Jan. 24, 2012/ FOR IMMEDIATE RELEASE
UNCSA SPONSORS NEW HIGH SCHOOL ORGAN COMPETITION
In Conjunction with Salem College, Winston-Salem Chapter of the American Guild of Organists
WINSTON-SALEM – The University of North Carolina School of the Arts (UNCSA) is sponsoring a new High School Organ Competition this year, as part of the UNCSA Keyboard Weekend, Jan. 27-29.
According to Timothy Olsen, Kenan Professor of Organ at UNCSA, the competition is being held in conjunction with Salem College and the Winston-Salem Chapter of the American Guild of Organists (AGO). Olsen is also organ professor at Salem College.

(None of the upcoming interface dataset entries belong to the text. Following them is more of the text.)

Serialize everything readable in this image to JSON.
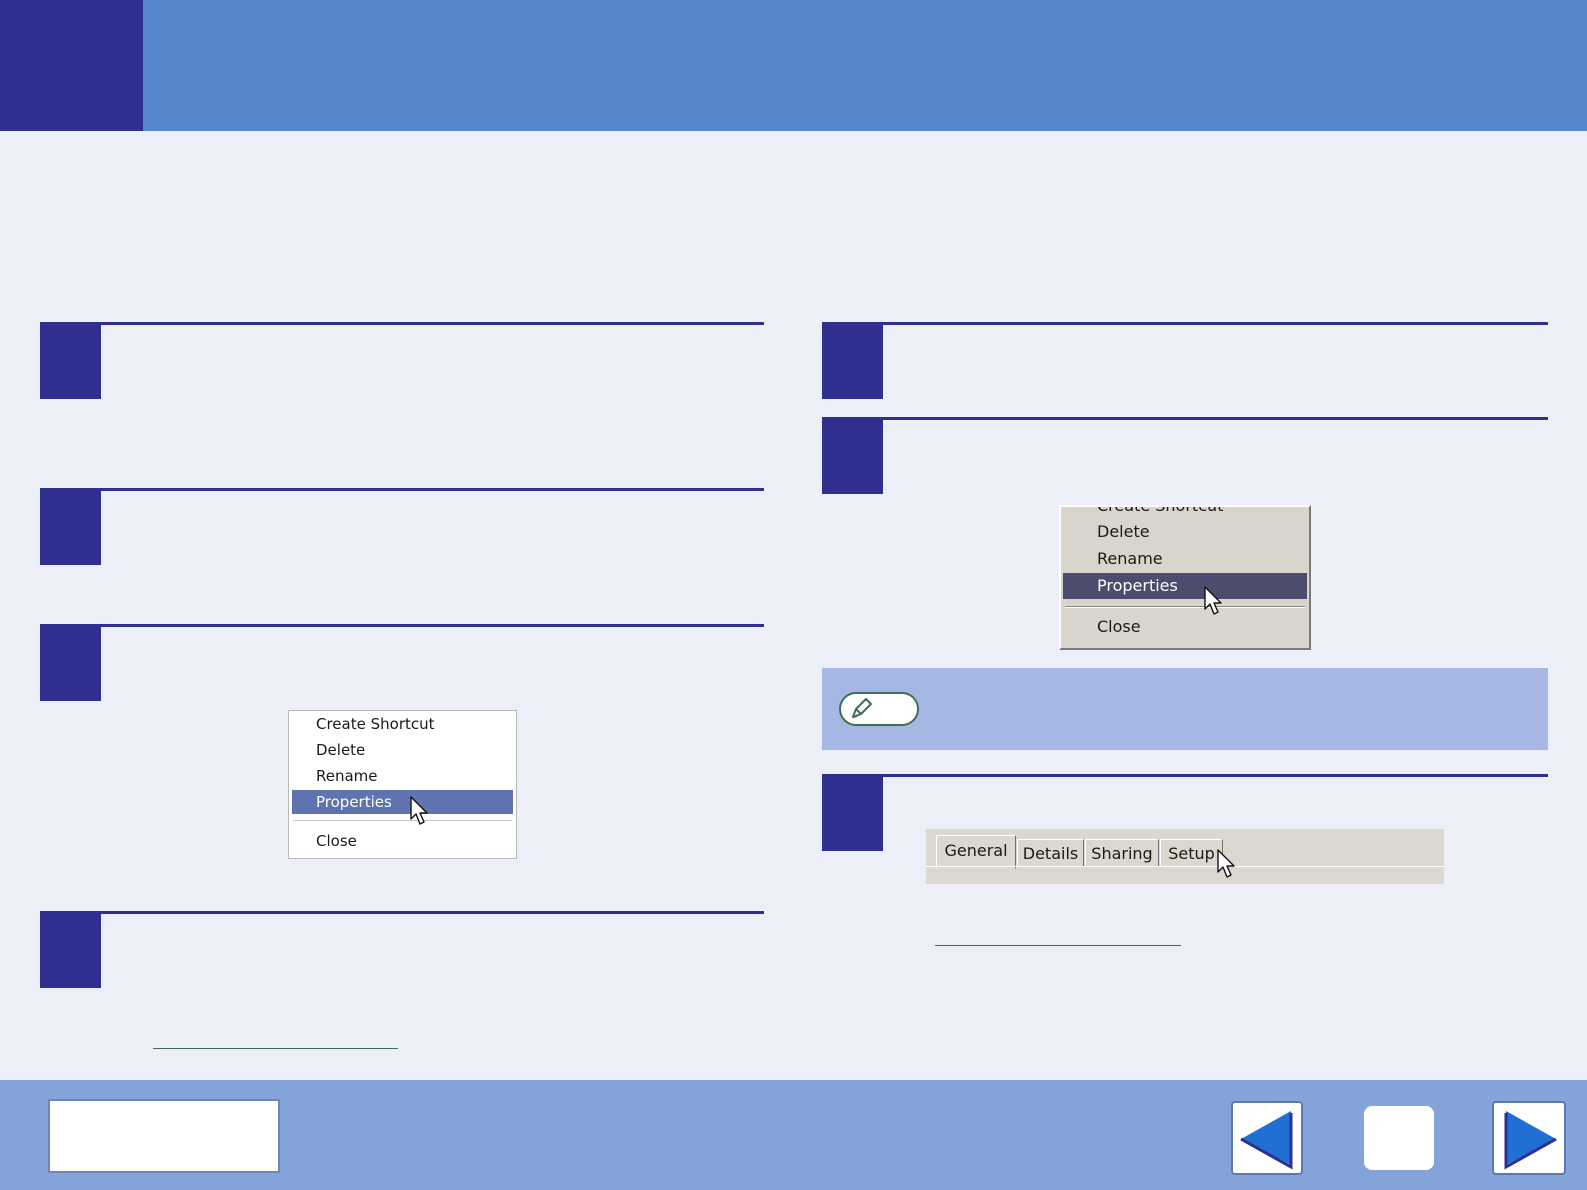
{
  "menu_left": {
    "items": [
      "Create Shortcut",
      "Delete",
      "Rename",
      "Properties",
      "Close"
    ],
    "selected": "Properties"
  },
  "menu_right": {
    "items": [
      "Create Shortcut",
      "Delete",
      "Rename",
      "Properties",
      "Close"
    ],
    "selected": "Properties"
  },
  "tabs": {
    "labels": [
      "General",
      "Details",
      "Sharing",
      "Setup"
    ],
    "active": "General"
  },
  "icons": {
    "note": "pencil-icon",
    "previous": "arrow-left-icon",
    "next": "arrow-right-icon",
    "pointer": "mouse-pointer-icon"
  },
  "colors": {
    "header": "#5687cb",
    "accent": "#2f2f8f",
    "note_bar": "#a7b7e4",
    "footer": "#84a3d8",
    "nav_arrow": "#1f6fd4"
  }
}
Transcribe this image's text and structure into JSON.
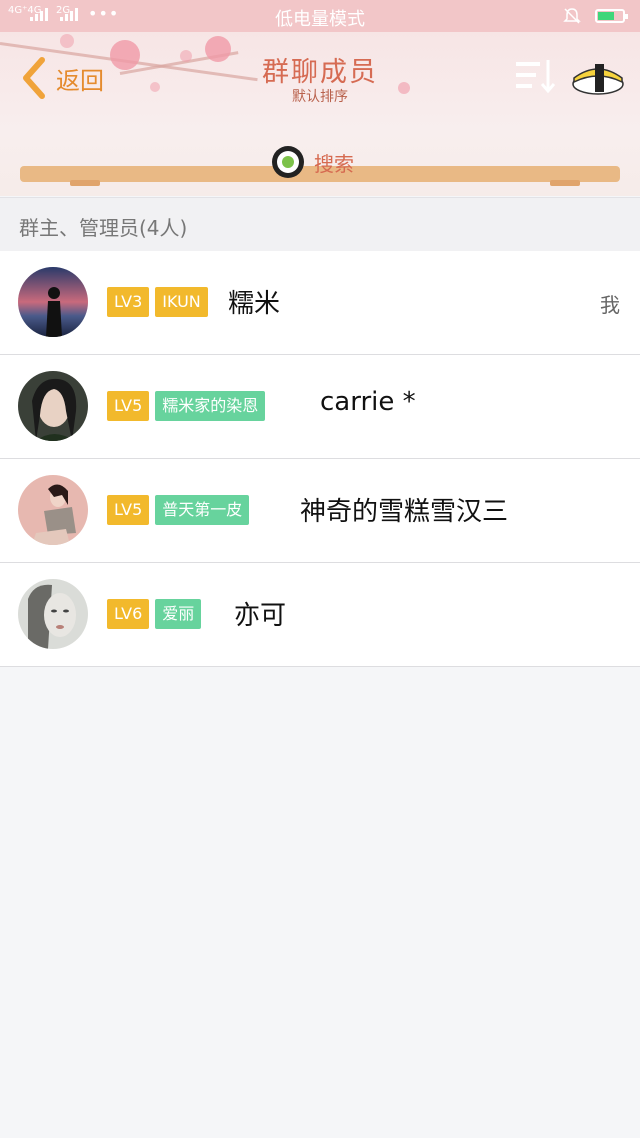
{
  "status_bar": {
    "signal_text": "4G⁺4G",
    "network2": "2G",
    "dots": "•••",
    "mode": "低电量模式",
    "colors": {
      "background": "#f2c6c8",
      "battery_fill": "#3fd67a"
    }
  },
  "header": {
    "back_label": "返回",
    "title": "群聊成员",
    "subtitle": "默认排序",
    "search_label": "搜索",
    "icons": [
      "back-chevron-icon",
      "sort-icon",
      "sushi-icon",
      "sushi-roll-icon"
    ]
  },
  "section": {
    "label": "群主、管理员(4人)"
  },
  "members": [
    {
      "level": "LV3",
      "title": "IKUN",
      "title_color": "#f2b92c",
      "name": "糯米",
      "tag": "我"
    },
    {
      "level": "LV5",
      "title": "糯米家的染恩",
      "title_color": "#67d39d",
      "name": "carrie *",
      "tag": ""
    },
    {
      "level": "LV5",
      "title": "普天第一皮",
      "title_color": "#67d39d",
      "name": "神奇的雪糕雪汉三",
      "tag": ""
    },
    {
      "level": "LV6",
      "title": "爱丽",
      "title_color": "#67d39d",
      "name": "亦可",
      "tag": ""
    }
  ]
}
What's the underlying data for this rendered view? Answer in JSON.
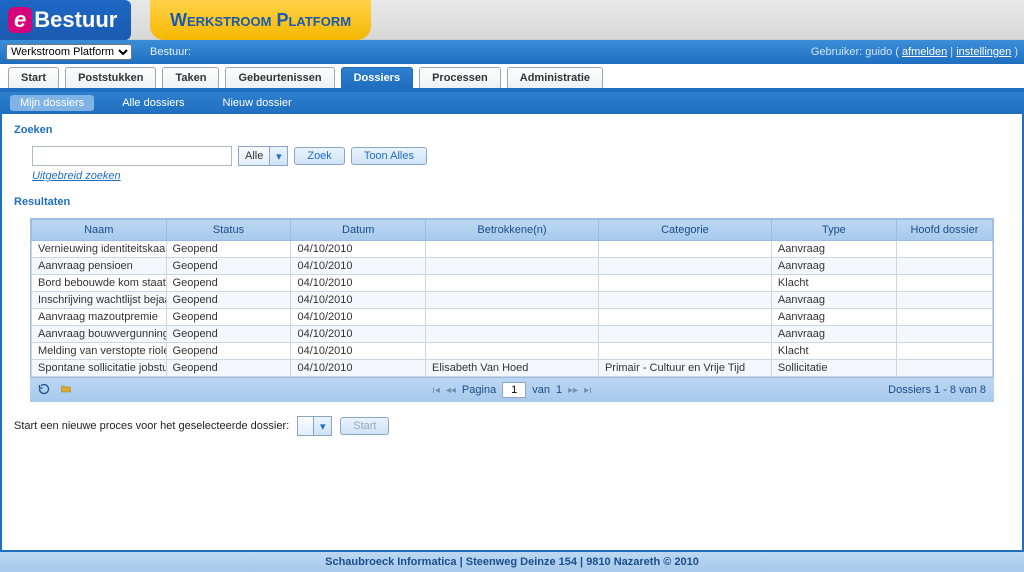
{
  "brand": {
    "prefix": "e",
    "name": "Bestuur"
  },
  "platform_tab": "Werkstroom Platform",
  "context": {
    "selector_value": "Werkstroom Platform",
    "bestuur_label": "Bestuur:",
    "user_label": "Gebruiker:",
    "user_name": "guido",
    "logout": "afmelden",
    "settings": "instellingen"
  },
  "main_tabs": [
    "Start",
    "Poststukken",
    "Taken",
    "Gebeurtenissen",
    "Dossiers",
    "Processen",
    "Administratie"
  ],
  "main_tab_active": 4,
  "sub_tabs": [
    "Mijn dossiers",
    "Alle dossiers",
    "Nieuw dossier"
  ],
  "sub_tab_active": 0,
  "search": {
    "title": "Zoeken",
    "input_value": "",
    "scope": "Alle",
    "btn_search": "Zoek",
    "btn_showall": "Toon Alles",
    "advanced": "Uitgebreid zoeken"
  },
  "results": {
    "title": "Resultaten",
    "columns": [
      "Naam",
      "Status",
      "Datum",
      "Betrokkene(n)",
      "Categorie",
      "Type",
      "Hoofd dossier"
    ],
    "rows": [
      {
        "naam": "Vernieuwing identiteitskaart",
        "status": "Geopend",
        "datum": "04/10/2010",
        "betrokkene": "",
        "categorie": "",
        "type": "Aanvraag",
        "hoofd": ""
      },
      {
        "naam": "Aanvraag pensioen",
        "status": "Geopend",
        "datum": "04/10/2010",
        "betrokkene": "",
        "categorie": "",
        "type": "Aanvraag",
        "hoofd": ""
      },
      {
        "naam": "Bord bebouwde kom staat verk",
        "status": "Geopend",
        "datum": "04/10/2010",
        "betrokkene": "",
        "categorie": "",
        "type": "Klacht",
        "hoofd": ""
      },
      {
        "naam": "Inschrijving wachtlijst bejaarde",
        "status": "Geopend",
        "datum": "04/10/2010",
        "betrokkene": "",
        "categorie": "",
        "type": "Aanvraag",
        "hoofd": ""
      },
      {
        "naam": "Aanvraag mazoutpremie",
        "status": "Geopend",
        "datum": "04/10/2010",
        "betrokkene": "",
        "categorie": "",
        "type": "Aanvraag",
        "hoofd": ""
      },
      {
        "naam": "Aanvraag bouwvergunning",
        "status": "Geopend",
        "datum": "04/10/2010",
        "betrokkene": "",
        "categorie": "",
        "type": "Aanvraag",
        "hoofd": ""
      },
      {
        "naam": "Melding van verstopte riolering",
        "status": "Geopend",
        "datum": "04/10/2010",
        "betrokkene": "",
        "categorie": "",
        "type": "Klacht",
        "hoofd": ""
      },
      {
        "naam": "Spontane sollicitatie jobstudent",
        "status": "Geopend",
        "datum": "04/10/2010",
        "betrokkene": "Elisabeth Van Hoed",
        "categorie": "Primair - Cultuur en Vrije Tijd",
        "type": "Sollicitatie",
        "hoofd": ""
      }
    ],
    "pager": {
      "label_page": "Pagina",
      "current": "1",
      "of_label": "van",
      "total": "1"
    },
    "count": "Dossiers 1 - 8 van 8"
  },
  "startproc": {
    "label": "Start een nieuwe proces voor het geselecteerde dossier:",
    "button": "Start"
  },
  "footer": "Schaubroeck Informatica | Steenweg Deinze 154 | 9810 Nazareth © 2010"
}
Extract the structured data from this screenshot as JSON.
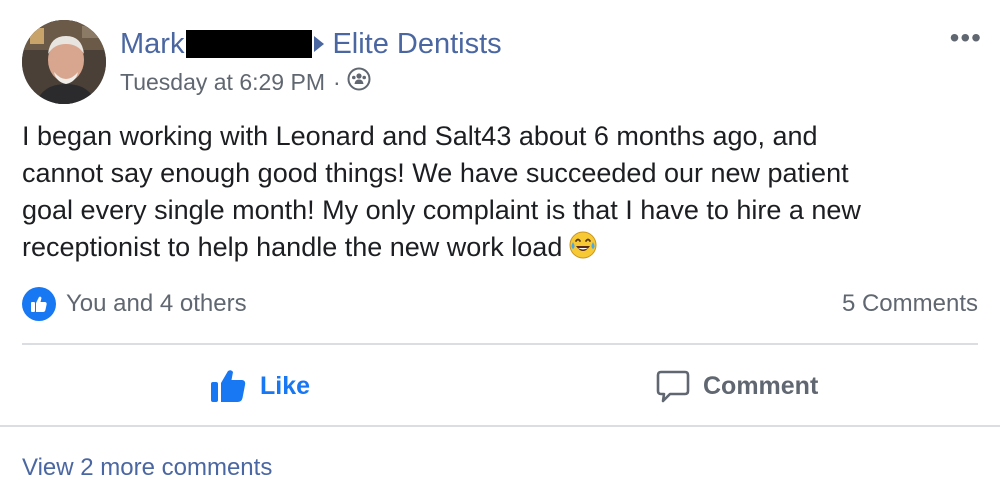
{
  "post": {
    "author_name": "Mark",
    "group_name": "Elite Dentists",
    "timestamp": "Tuesday at 6:29 PM",
    "separator": "·",
    "privacy_icon": "group-audience-icon",
    "more_label": "•••",
    "text_lines": [
      "I began working with Leonard and Salt43 about 6 months ago, and",
      "cannot say enough good things! We have succeeded our new patient",
      "goal every single month! My only complaint is that I have to hire a new",
      "receptionist to help handle the new work load"
    ],
    "emoji": "face-with-tears-of-joy"
  },
  "reactions": {
    "summary": "You and 4 others",
    "comments_count": "5 Comments",
    "badge_icon": "thumbs-up-icon",
    "badge_color": "#1877f2"
  },
  "actions": {
    "like_label": "Like",
    "comment_label": "Comment"
  },
  "comments": {
    "view_more_label": "View 2 more comments"
  },
  "colors": {
    "link": "#4b67a1",
    "accent": "#1877f2",
    "muted": "#606770"
  }
}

Competition events, all on Saturday, Jan. 28, are free and open to the public. They will be from 10 a.m. to noon and from 1:30 to 3:30 p.m. at the First Baptist Church of Winston-Salem, 501 West Fifth St. The Winners Recital will follow at 5 p.m., also at First Baptist.
In addition, also on Jan. 28, the Salem College Keyboard Faculty and Student Recital will take place at 7:30 p.m. in Shirley Recital Hall at the Salem Fine Arts Center on the Salem College campus. That recital is also free and open to the public.
The High School Organ Competition is open to any current high school student. This year, competitors range from high school sophomores to seniors and hail from California, Virginia, Texas and Georgia, as well as North Carolina.
In addition to performing in the competition, the young organists attending will participate in a series of workshops including a master class by Timothy Olsen and a seminar on injury-preventative keyboard technique by Salem College piano faculty member Barbara Lister-Sink.
Prizes for High School Organ Competition include the $2,000 Thomas S. Kenan, III First Prize, the $1,000 Winston-Salem AGO Second Prize, and the $350 John & Margaret Mueller Hymn Prize. The first prize winner will be given the option to exchange his or her cash award to receive one year of tuition to UNCSA.
Timothy Olsen teaches a joint studio of high school, undergraduate and graduate organ majors as the Kenan Professor of Organ at the University of North Carolina School of the Arts and Associate Professor of Organ at Salem College in Winston-Salem. He is also the organist at First Baptist Church in Winston-Salem.
A native of Frost, Minn., Dr. Olsen began his study of the organ at the age of 13 with Sandra Krumholz of Fairmont, Minn., and went on to further study with Peter Nygaard at Concordia College in Moorhead, Minn., where he received a Bachelor of Music in 1997. Dr. Olsen continued his study as a student of David Higgs at the Eastman School of Music in Rochester, N.Y., where he earned the Doctor of Musical Arts and Master of Music in Organ Performance and Literature as well as a Master of Arts in Music Theory Pedagogy. During his tenure at the Eastman School of Music, Dr. Olsen served as Professor Higgs’ teaching assistant, a teaching assistant in the theory department, and as a faculty member of the Eastman Community Education Division. He was for four years the Wanda L. Bass Chair of Organ at Oklahoma City University, and also has served on the faculty of Ithaca College, and as sabbatical replacement at Binghamton University and Cornell University.
Olsen is the first prize winner of the 2002 National Young Artists Competition in Organ Performance sponsored by the American Guild of Organists. He has recorded a compact disc on the NAXOS label, and has been featured multiple times on Minnesota Public Radio’s Pipedreams.
The University of North Carolina School of the Arts is the first state-supported, residential school of its kind in the nation. Established as the North Carolina School of the Arts by the N.C. General Assembly in 1963, UNCSA opened in Winston-Salem (“The City of Arts and Innovation”) in 1965 and became part of the University of North Carolina system in 1972. More than 1,100 students from high school through graduate school train for careers in the arts in five professional schools: Dance, Design and Production (including a Visual Arts Program), Drama, Filmmaking, and Music. UNCSA is the state’s only public arts conservatory, dedicated entirely to the professional training of talented students in the performing, visual and moving image arts. UNCSA is located at 1533 S. Main St., Winston-Salem. For more information, visit www.uncsa.edu.